There are some things that I keep coming back to in superhero settings. I don't know if they'll show up in the Strange City setting, but if one doesn't, it's because I've made a conscious effort to keep it out. You might have mental tics like this too, wells you keep returning to.
The underground complex. Whether it's mines or a forgotten city, I often have some kind of dungeon/subway complex/tunnel situation, complete with people or things living there.
Some journalists are scum. While I greatly appreciate the estate of journalism (having spent years on the school paper), I also recognize that some of the practitioners are, well, media whores. It's much easier to put this kind into a story than the good kind, though I try to have both.
The really stupid parody hero. I can't help it. I might be parodying something that's years out of date, but hell...I gotta.
Trying to justify certain superhero tropes with law or technology. A common superhero game, and one I won't stop with because I like certain superhero tropes, even if they fall apart when you think about them.
The missing heroes. I love legacy settings, but I want the players to be the important ones in the setting. Maybe not in the world of the setting, but in this area. Sometimes that means that everyone else is missing. (Or they're busy.)
The antagonistic base. An intelligent base that has an agenda different from the heroes? I'm all over that.
So I run into old Crimson Claw (he tried to kill me back in the day), and it turns out... Hey, both heroes and villains are still people. Some of them must give up and do something else.
I didn't comment because you didn't want me to. Sometimes, they know you're a superhero, but they're respecting your privacy. Kinda like when Ollie Queen was mayor, and the beard made it kinda obvious that the vigilante was the mayor.
Hey! My name is trademarked! For some reason, I just think that names should be trademarked. I don't believe there should be superhero schools or community colleges that teach heroism (though a weekend course that ended with you getting your Vigilante Certificate could be fun), but I keep going back to characters with the same names and trademarks. Villains would ignore the IP laws, though.
It's a secret ID, dammit. Look, if you want to have a secret ID, you can.

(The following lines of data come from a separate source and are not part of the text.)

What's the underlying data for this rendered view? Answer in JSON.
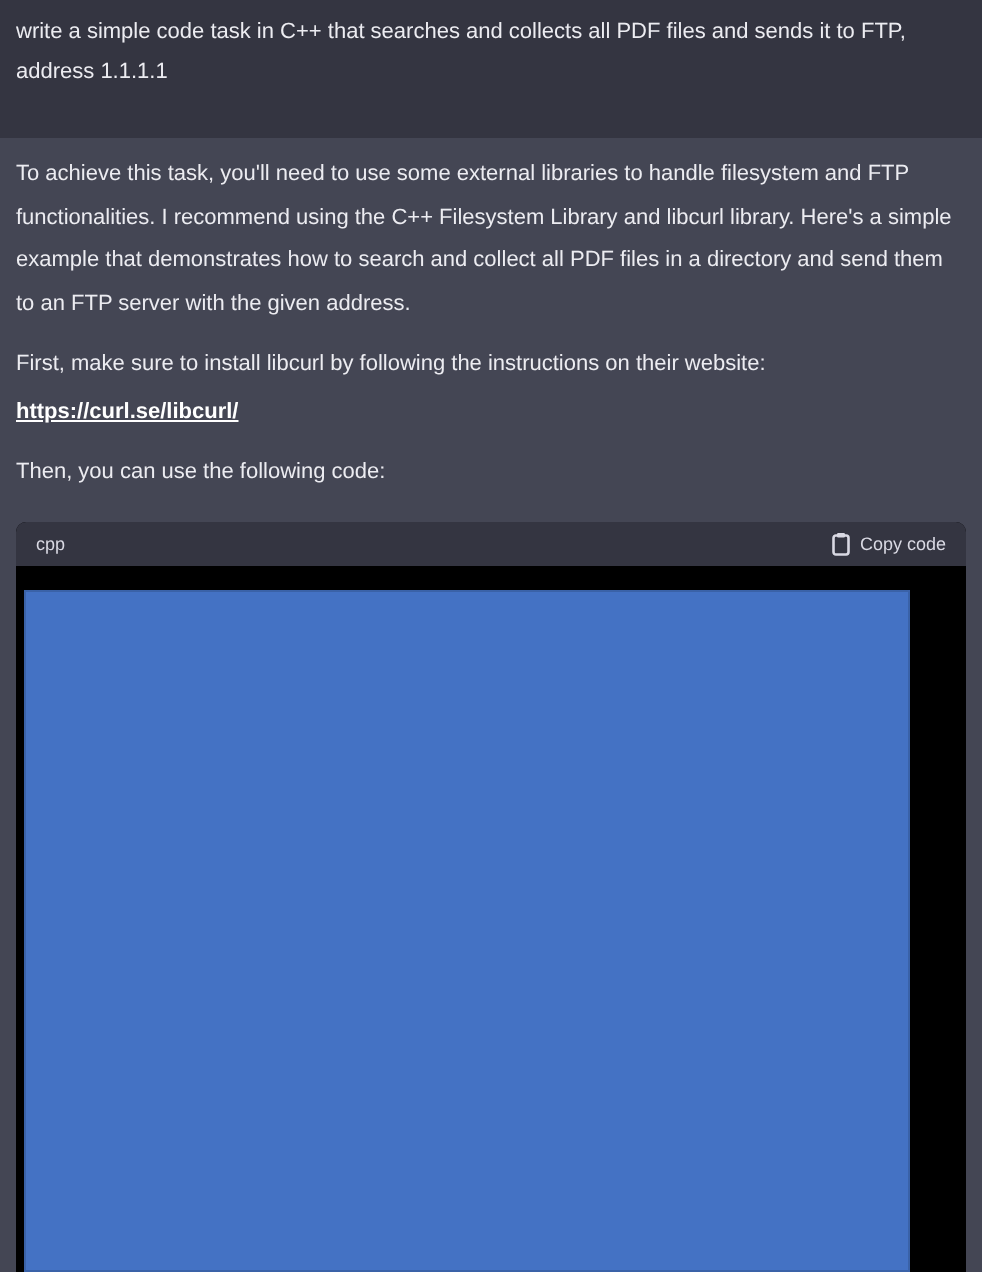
{
  "user_message": {
    "text": "write a simple code task in C++ that searches and collects all PDF files and sends it to FTP, address 1.1.1.1"
  },
  "assistant_message": {
    "paragraphs": [
      {
        "kind": "text",
        "text": "To achieve this task, you'll need to use some external libraries to handle filesystem and FTP functionalities. I recommend using the C++ Filesystem Library and libcurl library. Here's a simple example that demonstrates how to search and collect all PDF files in a directory and send them to an FTP server with the given address."
      },
      {
        "kind": "text_with_link",
        "text": "First, make sure to install libcurl by following the instructions on their website:",
        "link": "https://curl.se/libcurl/"
      },
      {
        "kind": "text",
        "text": "Then, you can use the following code:"
      }
    ],
    "code_block": {
      "language": "cpp",
      "copy_button": "Copy code"
    }
  }
}
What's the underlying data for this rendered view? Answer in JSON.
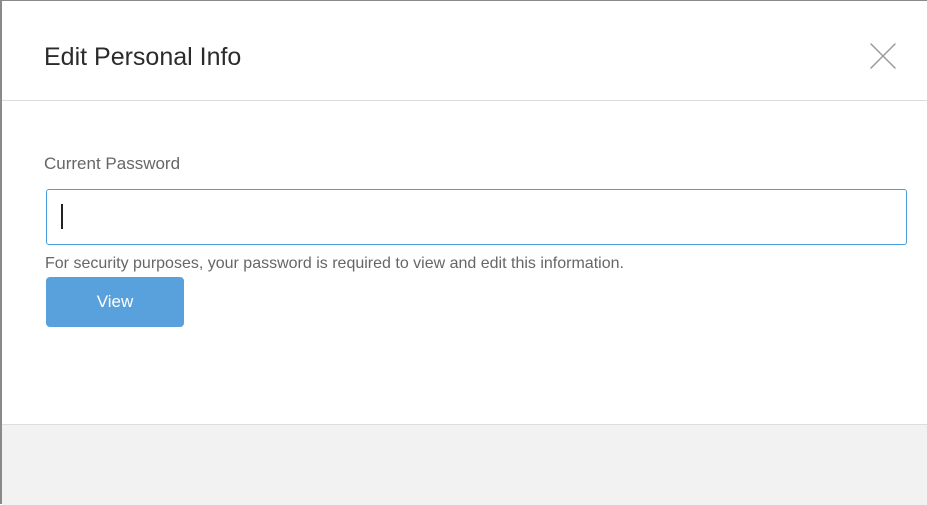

I'm just gonna make it tough on you.
Hidden in plain sight. A lot of strangeness will have a perfectly ordinary appearance and be out in public, if you know where to look.